iRobot CEO Colin Angle stated, “there’s an entire ecosystem of things and services that the smart home can deliver once you have a rich map of the home that the user has allowed to be shared.”
Angle also mentioned that he is planning to push the company toward a broader vision of the smart home, and in the near future iRobot could sell your floor data with the business like Apple, Amazon, Microsoft, and Google. He does add the caveat that it wouldn’t be without the user’s consent.
While I see the vision of the company and the positive aspects of sharing the data between devices inside a single home or building, the idea of data that specific about my life and my home simply scares me. I have to ask myself, as should these companies, where do we stop or how much is too much? I also worry about whether or not they will actually inform or request separate permission from their customers before they do this or if they just rely on their existing Terms of Service agreement.
Another, larger question on my mind deals with where will it go from here. What new types of information will start to be gathered and sold by all of these new Internet of Things (IoT) devices we keep adding to our lives. At what point is our privacy just not going to matter anymore? Honestly, it’s not technology or progress that is to blame, but rather the lack of forethought and the lack of care about people that I feel causes these issues.

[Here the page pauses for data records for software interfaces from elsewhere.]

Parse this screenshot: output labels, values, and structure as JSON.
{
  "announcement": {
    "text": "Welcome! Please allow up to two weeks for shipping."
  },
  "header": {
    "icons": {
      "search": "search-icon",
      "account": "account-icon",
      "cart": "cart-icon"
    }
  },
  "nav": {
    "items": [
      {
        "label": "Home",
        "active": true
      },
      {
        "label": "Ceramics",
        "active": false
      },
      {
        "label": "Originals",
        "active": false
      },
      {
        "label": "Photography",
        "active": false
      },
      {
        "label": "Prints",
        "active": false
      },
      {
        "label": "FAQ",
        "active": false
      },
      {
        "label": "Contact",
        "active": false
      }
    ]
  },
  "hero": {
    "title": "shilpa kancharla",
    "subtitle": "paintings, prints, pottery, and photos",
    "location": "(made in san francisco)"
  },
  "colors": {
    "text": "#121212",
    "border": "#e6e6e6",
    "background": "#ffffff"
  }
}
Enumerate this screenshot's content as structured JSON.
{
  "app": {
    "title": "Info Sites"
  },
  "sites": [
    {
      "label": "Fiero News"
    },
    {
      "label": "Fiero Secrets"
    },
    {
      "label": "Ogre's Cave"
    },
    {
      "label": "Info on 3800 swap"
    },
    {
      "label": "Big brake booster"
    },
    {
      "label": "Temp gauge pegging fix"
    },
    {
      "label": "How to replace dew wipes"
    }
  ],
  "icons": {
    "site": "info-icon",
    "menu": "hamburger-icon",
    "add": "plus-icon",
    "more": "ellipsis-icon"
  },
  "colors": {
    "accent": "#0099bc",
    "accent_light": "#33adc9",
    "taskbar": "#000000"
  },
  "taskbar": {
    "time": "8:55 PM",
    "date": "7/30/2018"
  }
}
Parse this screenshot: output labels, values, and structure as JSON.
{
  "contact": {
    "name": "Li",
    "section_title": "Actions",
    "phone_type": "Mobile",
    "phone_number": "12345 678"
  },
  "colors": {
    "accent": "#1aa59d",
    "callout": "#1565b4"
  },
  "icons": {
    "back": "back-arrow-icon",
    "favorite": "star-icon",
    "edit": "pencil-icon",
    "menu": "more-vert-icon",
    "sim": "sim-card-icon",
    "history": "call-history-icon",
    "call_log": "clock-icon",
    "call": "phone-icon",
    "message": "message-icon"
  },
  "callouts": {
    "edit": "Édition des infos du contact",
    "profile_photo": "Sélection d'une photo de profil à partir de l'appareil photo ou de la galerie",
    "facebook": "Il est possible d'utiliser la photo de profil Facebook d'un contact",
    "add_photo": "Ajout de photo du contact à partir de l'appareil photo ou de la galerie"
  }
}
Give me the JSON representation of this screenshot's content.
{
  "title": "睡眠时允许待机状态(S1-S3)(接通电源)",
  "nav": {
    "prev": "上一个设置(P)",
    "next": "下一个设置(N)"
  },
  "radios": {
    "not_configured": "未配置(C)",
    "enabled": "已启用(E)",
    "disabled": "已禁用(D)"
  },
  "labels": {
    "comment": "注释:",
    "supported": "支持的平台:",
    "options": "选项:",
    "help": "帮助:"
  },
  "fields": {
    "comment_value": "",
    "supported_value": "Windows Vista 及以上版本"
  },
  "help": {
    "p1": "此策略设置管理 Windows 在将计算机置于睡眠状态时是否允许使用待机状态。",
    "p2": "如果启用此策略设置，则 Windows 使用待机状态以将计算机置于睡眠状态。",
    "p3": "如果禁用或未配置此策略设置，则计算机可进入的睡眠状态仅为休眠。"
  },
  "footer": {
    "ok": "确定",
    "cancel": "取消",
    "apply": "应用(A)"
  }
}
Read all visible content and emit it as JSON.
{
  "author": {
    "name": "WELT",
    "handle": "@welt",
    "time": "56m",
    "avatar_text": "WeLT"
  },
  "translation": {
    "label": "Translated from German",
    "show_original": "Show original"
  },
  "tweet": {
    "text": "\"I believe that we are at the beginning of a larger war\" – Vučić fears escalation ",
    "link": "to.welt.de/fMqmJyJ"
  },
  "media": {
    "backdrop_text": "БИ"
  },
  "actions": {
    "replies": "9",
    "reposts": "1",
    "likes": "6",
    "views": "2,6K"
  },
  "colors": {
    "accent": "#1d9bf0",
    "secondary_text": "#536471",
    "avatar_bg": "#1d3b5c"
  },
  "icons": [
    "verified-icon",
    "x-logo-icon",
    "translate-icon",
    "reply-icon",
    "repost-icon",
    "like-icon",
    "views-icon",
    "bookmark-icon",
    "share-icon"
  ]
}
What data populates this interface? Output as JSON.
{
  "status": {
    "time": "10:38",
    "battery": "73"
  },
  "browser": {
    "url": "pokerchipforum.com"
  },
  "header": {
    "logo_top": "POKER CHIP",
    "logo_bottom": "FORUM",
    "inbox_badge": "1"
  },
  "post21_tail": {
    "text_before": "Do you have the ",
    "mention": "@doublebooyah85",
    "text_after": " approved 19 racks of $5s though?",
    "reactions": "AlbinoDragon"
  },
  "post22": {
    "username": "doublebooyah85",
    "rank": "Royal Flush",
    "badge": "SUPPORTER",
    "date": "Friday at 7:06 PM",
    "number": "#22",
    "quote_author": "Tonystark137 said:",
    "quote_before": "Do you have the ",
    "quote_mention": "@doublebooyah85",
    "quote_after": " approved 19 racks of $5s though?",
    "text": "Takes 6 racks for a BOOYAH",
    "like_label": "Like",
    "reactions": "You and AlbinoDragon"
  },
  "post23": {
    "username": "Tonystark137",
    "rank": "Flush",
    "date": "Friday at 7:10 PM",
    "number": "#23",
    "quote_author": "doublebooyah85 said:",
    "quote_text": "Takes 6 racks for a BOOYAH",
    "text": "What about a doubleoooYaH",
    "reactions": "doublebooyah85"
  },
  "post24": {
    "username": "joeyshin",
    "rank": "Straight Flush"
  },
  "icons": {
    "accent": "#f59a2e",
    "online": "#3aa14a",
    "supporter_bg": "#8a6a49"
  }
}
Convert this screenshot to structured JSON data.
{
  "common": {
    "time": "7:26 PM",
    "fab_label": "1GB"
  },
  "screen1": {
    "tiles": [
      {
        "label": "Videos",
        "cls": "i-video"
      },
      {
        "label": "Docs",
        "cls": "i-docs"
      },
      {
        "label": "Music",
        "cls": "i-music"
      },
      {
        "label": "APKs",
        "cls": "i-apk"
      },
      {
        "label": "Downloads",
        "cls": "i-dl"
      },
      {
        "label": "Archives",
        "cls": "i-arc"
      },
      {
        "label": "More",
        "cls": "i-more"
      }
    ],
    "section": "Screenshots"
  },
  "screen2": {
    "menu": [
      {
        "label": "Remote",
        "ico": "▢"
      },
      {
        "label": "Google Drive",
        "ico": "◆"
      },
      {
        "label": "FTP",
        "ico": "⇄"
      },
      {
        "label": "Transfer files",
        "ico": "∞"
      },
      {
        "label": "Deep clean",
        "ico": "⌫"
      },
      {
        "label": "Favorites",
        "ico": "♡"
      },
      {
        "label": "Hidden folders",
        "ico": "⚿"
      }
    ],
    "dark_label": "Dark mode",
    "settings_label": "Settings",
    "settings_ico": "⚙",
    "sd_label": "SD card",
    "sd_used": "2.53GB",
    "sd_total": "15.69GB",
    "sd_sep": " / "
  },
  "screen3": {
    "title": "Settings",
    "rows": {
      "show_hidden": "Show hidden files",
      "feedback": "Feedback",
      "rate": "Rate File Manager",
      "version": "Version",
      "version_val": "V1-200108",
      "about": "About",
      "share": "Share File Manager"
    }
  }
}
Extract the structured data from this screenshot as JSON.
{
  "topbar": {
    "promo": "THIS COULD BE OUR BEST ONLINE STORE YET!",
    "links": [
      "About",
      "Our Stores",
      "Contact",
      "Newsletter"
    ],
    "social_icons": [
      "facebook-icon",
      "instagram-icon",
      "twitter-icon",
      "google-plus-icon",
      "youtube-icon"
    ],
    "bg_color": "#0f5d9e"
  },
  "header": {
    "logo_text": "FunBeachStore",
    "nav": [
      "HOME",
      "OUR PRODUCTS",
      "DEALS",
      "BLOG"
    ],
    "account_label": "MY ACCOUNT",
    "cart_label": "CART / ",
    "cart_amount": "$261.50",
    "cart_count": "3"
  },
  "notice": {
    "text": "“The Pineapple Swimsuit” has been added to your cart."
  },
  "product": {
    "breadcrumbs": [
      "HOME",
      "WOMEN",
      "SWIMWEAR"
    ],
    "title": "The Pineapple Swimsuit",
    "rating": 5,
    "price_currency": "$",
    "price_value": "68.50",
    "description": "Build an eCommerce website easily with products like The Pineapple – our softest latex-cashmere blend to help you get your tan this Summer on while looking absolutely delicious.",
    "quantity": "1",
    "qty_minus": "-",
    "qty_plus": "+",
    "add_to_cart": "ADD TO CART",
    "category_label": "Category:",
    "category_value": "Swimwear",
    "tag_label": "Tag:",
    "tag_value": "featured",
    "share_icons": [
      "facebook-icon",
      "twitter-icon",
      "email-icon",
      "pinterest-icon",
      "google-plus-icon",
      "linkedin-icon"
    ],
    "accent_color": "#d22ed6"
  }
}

My advice, as usual, is pay attention and be careful. Be as aware as you can of the technology you use and the companies that make it. Protect your data and your privacy at all costs. If you have any doubts or questions, you can always contact us here at Cyber Watchtower and we will be glad to help in any way we can.